***** DATASET *****

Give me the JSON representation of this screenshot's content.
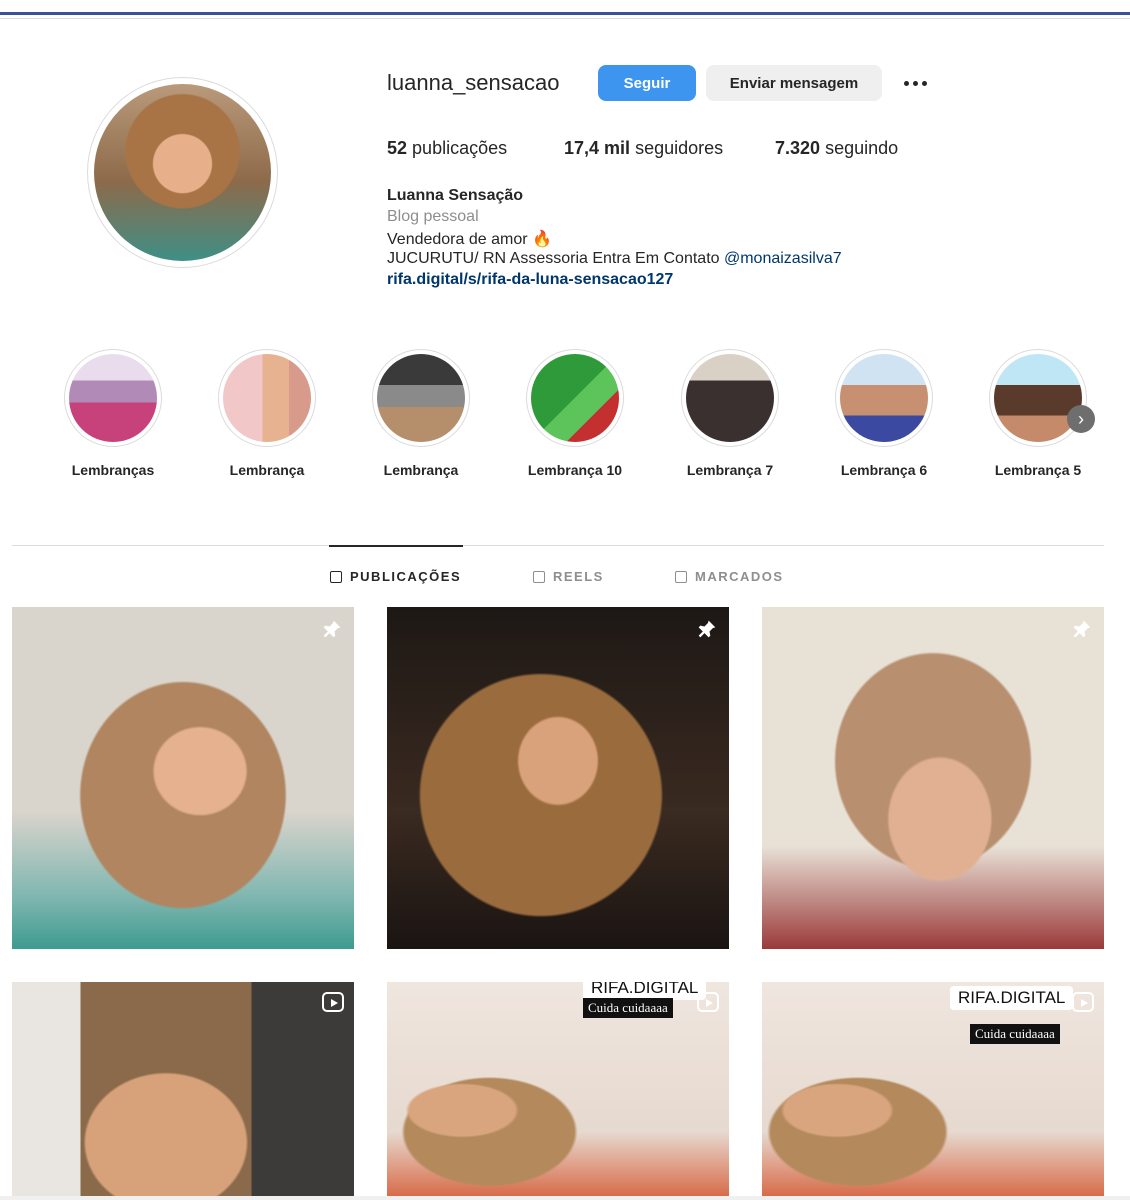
{
  "profile": {
    "username": "luanna_sensacao",
    "follow_label": "Seguir",
    "message_label": "Enviar mensagem",
    "stats": {
      "posts_value": "52",
      "posts_label": "publicações",
      "followers_value": "17,4 mil",
      "followers_label": "seguidores",
      "following_value": "7.320",
      "following_label": "seguindo"
    },
    "bio": {
      "name": "Luanna Sensação",
      "category": "Blog pessoal",
      "line1": "Vendedora de amor 🔥",
      "line2": "JUCURUTU/ RN Assessoria Entra Em Contato ",
      "mention": "@monaizasilva7",
      "link": "rifa.digital/s/rifa-da-luna-sensacao127"
    }
  },
  "highlights": [
    {
      "label": "Lembranças"
    },
    {
      "label": "Lembrança"
    },
    {
      "label": "Lembrança"
    },
    {
      "label": "Lembrança 10"
    },
    {
      "label": "Lembrança 7"
    },
    {
      "label": "Lembrança 6"
    },
    {
      "label": "Lembrança 5"
    }
  ],
  "tabs": [
    {
      "label": "PUBLICAÇÕES",
      "icon": "grid-icon",
      "active": true
    },
    {
      "label": "REELS",
      "icon": "reels-icon",
      "active": false
    },
    {
      "label": "MARCADOS",
      "icon": "tagged-icon",
      "active": false
    }
  ],
  "posts": [
    {
      "type": "pinned"
    },
    {
      "type": "pinned"
    },
    {
      "type": "pinned"
    },
    {
      "type": "reel"
    },
    {
      "type": "reel",
      "sticker": "RIFA.DIGITAL",
      "caption": "Cuida cuidaaaa"
    },
    {
      "type": "reel",
      "sticker": "RIFA.DIGITAL",
      "caption": "Cuida cuidaaaa"
    }
  ],
  "colors": {
    "accent": "#3d95f0",
    "link": "#00376b",
    "muted": "#8e8e8e"
  }
}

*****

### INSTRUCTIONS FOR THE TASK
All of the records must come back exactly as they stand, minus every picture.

### OUTPUT FOR THIS TASK
Give me the JSON representation of this screenshot's content.
{
  "profile": {
    "username": "luanna_sensacao",
    "follow_label": "Seguir",
    "message_label": "Enviar mensagem",
    "stats": {
      "posts_value": "52",
      "posts_label": "publicações",
      "followers_value": "17,4 mil",
      "followers_label": "seguidores",
      "following_value": "7.320",
      "following_label": "seguindo"
    },
    "bio": {
      "name": "Luanna Sensação",
      "category": "Blog pessoal",
      "line1": "Vendedora de amor 🔥",
      "line2": "JUCURUTU/ RN Assessoria Entra Em Contato ",
      "mention": "@monaizasilva7",
      "link": "rifa.digital/s/rifa-da-luna-sensacao127"
    }
  },
  "highlights": [
    {
      "label": "Lembranças"
    },
    {
      "label": "Lembrança"
    },
    {
      "label": "Lembrança"
    },
    {
      "label": "Lembrança 10"
    },
    {
      "label": "Lembrança 7"
    },
    {
      "label": "Lembrança 6"
    },
    {
      "label": "Lembrança 5"
    }
  ],
  "tabs": [
    {
      "label": "PUBLICAÇÕES",
      "icon": "grid-icon",
      "active": true
    },
    {
      "label": "REELS",
      "icon": "reels-icon",
      "active": false
    },
    {
      "label": "MARCADOS",
      "icon": "tagged-icon",
      "active": false
    }
  ],
  "posts": [
    {
      "type": "pinned"
    },
    {
      "type": "pinned"
    },
    {
      "type": "pinned"
    },
    {
      "type": "reel"
    },
    {
      "type": "reel",
      "sticker": "RIFA.DIGITAL",
      "caption": "Cuida cuidaaaa"
    },
    {
      "type": "reel",
      "sticker": "RIFA.DIGITAL",
      "caption": "Cuida cuidaaaa"
    }
  ],
  "colors": {
    "accent": "#3d95f0",
    "link": "#00376b",
    "muted": "#8e8e8e"
  }
}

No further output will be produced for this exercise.